Huefner is ranked No. 1 and has been unstoppable on the World Cup circuit the last two years. The 26-year-old Saxony speedster won bronze in Turin.

Geisenberger, the statuesque 22-year-old Bavarian blond, has become the feted and photographed ``It Girl' of German sliding. She won three of the eight races. Huefner won the rest.

The Germans, in fact, swept the podium in every event, except for three bronze medals by American Erin Hamlin.

The 23-year-old from New York State made headlines last February when she won gold at the World Championships on her home track in Lake Placid. The victory ended a 99-event win streak by the German women in international and Olympic events stretching back over a decade.

On the men's side, every discussion begins and ends with Italian Armin Zoeggeler, the policeman with the lucky goatee from the German-speaking South Tyrol region.

In hockey terms, the 36-year-old has become the Wayne Gretzky of the sport.

He is looking for a third consecutive Olympic gold medal to go with nine Crystal Globes, signifying world championships.

He atomized the field on this year's circuit and is ranked No. 1 going to Whistler.

A third gold and he ties the record set by German great Georg Hackl, who was dethroned by Zoeggeler in Salt Lake in 2002 and has since retired.

Zoeggeler will be challenged by Germans David Moeller and Felix Loch and Russian Albert Demtschenko, who won silver in Turin 2006.

The doubles crown is up for grabs. A number of pairs slid well this season.

Germany's Andre Florschuetz and Torsten Wustlich are the top-ranked team. They won silver in Turin in 2006 and beat the field in Whistler at the test event in 2009.

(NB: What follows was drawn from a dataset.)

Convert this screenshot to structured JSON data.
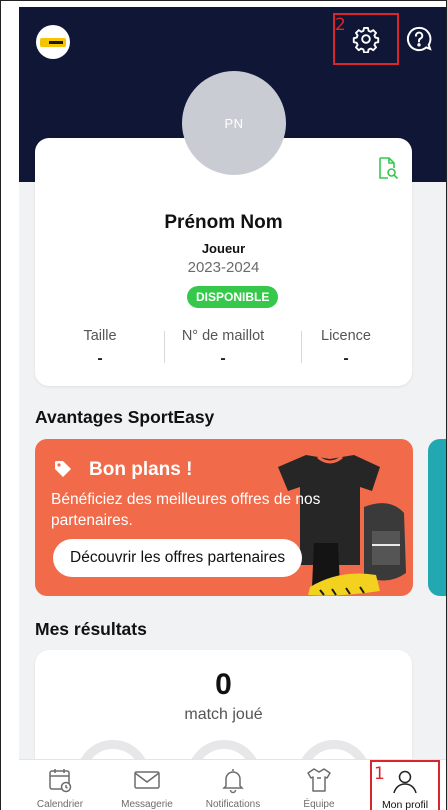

Germany's famed Patric Leitner and Alexander Resch are No. 2. The Bavarian-born team took gold in Salt Lake 2002 and have six World Cup titles in their trophy case.

The Austrian brothers team of Andreas and Wolfgang Linger are the defending gold medallists. They won one race this year and are ranked fifth.

Results notwithstanding, Vancouver will be a watershed year for Canada's luge program, which, with zero medals in the Olympics, has been a poor cousin to bobsled and skeleton. That was reflected in the amount of funding the sport received from Canada's Own The Podium fund. Of the $14 million delivered to aid Canada's performance in sliding sports, only a quarter of it, $3.4 million, went to luge.

They have hired new team coach Wolfgang Staudinger away from the powerhouse Germans. Staudinger, the doubles Olympic bronze medallist in Calgary 1988, is slowly changing the team's culture and approach on a seven-year contract that keeps him through the 2014 games in Sochi, Russia.

Sleds are now custom-built in-house and there's emphasis on strength training and faster start times. Cameras have been set up on the Whistler course for real-time visual analysis.

Still, it's a steep hill to climb.

Statistically and historically, this is Germany's sport. About half of all Olympic medals ever handed out in men's singles and in doubles have gone to Germans. Their women have taken 75 per cent. No other country comes close.

The word luge may be French, but the Germans will prove again in Whistler that they wrote the book.